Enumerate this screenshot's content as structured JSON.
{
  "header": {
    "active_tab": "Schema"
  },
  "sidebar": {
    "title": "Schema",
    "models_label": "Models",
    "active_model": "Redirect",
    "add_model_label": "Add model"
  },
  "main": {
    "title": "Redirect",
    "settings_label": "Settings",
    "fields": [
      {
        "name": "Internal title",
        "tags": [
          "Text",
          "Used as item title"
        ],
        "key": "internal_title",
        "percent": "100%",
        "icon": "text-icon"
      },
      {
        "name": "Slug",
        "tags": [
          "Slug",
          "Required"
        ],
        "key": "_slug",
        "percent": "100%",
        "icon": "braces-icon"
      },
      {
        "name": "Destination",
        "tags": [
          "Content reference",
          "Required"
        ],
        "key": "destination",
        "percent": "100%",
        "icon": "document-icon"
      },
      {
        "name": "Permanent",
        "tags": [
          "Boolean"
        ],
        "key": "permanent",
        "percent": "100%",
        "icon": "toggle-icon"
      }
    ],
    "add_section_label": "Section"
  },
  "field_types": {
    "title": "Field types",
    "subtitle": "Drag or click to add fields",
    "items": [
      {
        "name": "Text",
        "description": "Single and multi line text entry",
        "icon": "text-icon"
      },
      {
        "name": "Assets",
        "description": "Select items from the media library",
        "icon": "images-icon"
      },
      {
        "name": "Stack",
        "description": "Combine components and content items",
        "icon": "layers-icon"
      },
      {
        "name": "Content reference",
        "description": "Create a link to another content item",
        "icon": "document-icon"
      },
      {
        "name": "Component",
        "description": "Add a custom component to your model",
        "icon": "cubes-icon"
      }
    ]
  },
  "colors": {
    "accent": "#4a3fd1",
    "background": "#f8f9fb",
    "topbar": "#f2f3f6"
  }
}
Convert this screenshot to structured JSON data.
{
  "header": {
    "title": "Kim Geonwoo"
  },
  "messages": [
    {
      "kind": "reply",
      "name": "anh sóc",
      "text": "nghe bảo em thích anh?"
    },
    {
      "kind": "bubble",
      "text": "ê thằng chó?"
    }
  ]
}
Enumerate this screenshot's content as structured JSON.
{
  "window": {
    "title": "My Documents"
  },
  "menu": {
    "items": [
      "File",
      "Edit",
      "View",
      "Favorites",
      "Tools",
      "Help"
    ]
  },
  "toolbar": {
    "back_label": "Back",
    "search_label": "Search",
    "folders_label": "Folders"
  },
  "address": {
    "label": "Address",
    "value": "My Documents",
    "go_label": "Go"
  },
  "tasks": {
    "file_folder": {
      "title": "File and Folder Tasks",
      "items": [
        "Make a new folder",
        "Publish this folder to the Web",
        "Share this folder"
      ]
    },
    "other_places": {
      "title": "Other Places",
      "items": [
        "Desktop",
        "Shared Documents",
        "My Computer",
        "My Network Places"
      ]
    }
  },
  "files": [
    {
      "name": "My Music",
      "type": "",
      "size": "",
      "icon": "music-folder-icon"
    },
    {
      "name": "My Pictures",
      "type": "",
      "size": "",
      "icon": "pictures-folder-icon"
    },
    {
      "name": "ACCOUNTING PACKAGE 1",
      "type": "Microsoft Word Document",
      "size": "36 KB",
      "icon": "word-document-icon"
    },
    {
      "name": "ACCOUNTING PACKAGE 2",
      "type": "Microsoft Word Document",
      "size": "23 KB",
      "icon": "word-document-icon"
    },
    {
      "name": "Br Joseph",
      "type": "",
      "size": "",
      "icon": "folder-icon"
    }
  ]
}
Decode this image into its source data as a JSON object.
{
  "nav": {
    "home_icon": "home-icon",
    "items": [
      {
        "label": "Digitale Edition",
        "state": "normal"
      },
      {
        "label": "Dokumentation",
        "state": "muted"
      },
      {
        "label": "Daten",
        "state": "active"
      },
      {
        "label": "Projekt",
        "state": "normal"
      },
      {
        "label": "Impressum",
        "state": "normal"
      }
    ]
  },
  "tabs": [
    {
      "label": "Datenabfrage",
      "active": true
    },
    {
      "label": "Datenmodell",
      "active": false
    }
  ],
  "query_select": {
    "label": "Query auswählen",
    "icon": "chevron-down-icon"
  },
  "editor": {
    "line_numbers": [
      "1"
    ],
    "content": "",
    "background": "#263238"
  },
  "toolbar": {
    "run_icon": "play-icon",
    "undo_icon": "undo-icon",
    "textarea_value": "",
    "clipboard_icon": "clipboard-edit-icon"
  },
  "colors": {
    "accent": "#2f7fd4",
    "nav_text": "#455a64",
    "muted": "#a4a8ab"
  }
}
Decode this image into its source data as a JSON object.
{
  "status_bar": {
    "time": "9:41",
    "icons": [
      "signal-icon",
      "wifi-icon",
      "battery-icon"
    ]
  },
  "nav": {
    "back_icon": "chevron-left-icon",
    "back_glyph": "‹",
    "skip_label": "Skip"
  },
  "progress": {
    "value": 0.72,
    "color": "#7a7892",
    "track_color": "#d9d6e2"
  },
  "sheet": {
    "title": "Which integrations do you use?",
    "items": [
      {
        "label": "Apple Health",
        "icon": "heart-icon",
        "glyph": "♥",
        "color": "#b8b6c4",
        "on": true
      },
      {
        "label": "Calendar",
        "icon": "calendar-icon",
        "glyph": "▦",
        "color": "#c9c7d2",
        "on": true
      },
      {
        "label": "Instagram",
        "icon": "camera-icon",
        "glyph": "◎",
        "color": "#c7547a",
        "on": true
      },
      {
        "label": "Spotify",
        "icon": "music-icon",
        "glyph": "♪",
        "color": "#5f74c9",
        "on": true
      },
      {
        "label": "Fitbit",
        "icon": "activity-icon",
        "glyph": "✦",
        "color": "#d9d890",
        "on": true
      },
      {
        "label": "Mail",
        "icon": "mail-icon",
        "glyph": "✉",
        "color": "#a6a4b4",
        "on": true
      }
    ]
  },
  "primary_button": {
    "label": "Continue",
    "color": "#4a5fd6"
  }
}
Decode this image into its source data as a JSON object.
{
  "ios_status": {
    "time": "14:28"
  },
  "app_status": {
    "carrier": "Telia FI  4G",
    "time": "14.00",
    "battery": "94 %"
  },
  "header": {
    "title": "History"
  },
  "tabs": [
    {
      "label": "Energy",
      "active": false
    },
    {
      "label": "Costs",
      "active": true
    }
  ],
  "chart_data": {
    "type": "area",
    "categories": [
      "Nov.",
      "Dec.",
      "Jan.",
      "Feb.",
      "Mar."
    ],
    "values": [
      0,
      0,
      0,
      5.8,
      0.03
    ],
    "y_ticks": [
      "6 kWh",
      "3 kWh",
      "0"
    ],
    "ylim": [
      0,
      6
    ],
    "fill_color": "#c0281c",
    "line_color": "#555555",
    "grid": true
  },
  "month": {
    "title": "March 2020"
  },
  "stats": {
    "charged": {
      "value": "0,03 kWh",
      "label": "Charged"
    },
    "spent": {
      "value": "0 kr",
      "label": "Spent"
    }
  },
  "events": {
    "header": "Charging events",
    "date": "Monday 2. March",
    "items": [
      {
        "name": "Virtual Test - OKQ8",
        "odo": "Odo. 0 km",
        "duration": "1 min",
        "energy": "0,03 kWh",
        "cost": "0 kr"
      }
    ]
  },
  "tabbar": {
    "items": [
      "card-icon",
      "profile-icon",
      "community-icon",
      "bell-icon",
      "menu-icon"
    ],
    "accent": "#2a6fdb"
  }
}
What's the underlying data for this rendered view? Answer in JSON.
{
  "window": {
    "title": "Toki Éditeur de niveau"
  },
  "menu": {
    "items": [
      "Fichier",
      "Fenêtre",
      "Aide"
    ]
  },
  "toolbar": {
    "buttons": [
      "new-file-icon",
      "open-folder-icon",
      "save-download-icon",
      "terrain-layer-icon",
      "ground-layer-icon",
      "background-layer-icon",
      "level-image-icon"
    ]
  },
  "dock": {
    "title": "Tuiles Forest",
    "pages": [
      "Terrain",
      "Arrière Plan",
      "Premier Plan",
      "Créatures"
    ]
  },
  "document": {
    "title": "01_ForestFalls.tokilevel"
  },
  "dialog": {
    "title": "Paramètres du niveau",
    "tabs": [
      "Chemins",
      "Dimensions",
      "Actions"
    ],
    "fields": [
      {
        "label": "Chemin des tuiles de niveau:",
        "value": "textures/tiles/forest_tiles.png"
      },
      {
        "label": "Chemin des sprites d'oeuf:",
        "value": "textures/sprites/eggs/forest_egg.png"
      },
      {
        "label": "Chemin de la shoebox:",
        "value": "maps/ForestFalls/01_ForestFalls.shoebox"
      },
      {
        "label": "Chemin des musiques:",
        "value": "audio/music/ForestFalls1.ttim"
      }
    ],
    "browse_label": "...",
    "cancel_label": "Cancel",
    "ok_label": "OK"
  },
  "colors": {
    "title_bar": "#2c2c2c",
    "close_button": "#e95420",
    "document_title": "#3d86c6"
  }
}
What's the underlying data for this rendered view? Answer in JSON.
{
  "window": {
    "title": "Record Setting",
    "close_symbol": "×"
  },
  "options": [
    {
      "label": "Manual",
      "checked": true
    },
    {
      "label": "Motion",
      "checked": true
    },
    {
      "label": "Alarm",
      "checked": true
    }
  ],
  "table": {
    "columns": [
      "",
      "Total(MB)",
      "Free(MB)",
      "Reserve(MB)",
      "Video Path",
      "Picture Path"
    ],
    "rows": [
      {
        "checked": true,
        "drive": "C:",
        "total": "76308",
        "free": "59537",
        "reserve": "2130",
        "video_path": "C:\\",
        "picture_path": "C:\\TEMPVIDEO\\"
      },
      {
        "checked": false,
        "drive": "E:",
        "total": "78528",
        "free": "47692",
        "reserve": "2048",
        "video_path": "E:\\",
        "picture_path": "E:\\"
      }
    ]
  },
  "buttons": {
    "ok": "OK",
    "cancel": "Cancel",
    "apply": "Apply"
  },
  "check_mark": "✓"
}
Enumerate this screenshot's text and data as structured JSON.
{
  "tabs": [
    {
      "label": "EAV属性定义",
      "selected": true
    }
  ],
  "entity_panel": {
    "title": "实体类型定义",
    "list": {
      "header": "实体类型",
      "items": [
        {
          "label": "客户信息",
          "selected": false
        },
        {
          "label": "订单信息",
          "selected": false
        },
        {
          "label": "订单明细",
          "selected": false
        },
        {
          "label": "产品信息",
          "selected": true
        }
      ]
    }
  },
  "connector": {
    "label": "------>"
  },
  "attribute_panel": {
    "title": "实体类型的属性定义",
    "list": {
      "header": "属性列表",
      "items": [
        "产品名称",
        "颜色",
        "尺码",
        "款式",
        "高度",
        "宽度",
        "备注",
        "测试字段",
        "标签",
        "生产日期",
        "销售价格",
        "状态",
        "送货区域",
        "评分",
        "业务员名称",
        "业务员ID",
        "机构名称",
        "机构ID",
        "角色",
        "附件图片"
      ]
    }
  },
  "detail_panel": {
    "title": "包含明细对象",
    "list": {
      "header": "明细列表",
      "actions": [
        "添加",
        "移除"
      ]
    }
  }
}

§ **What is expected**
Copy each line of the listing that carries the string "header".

§ **Response area**
  "header": {
  "header": {
  "header": {
    "header": "Charging events",
      "header": "实体类型",
      "header": "属性列表",
      "header": "明细列表",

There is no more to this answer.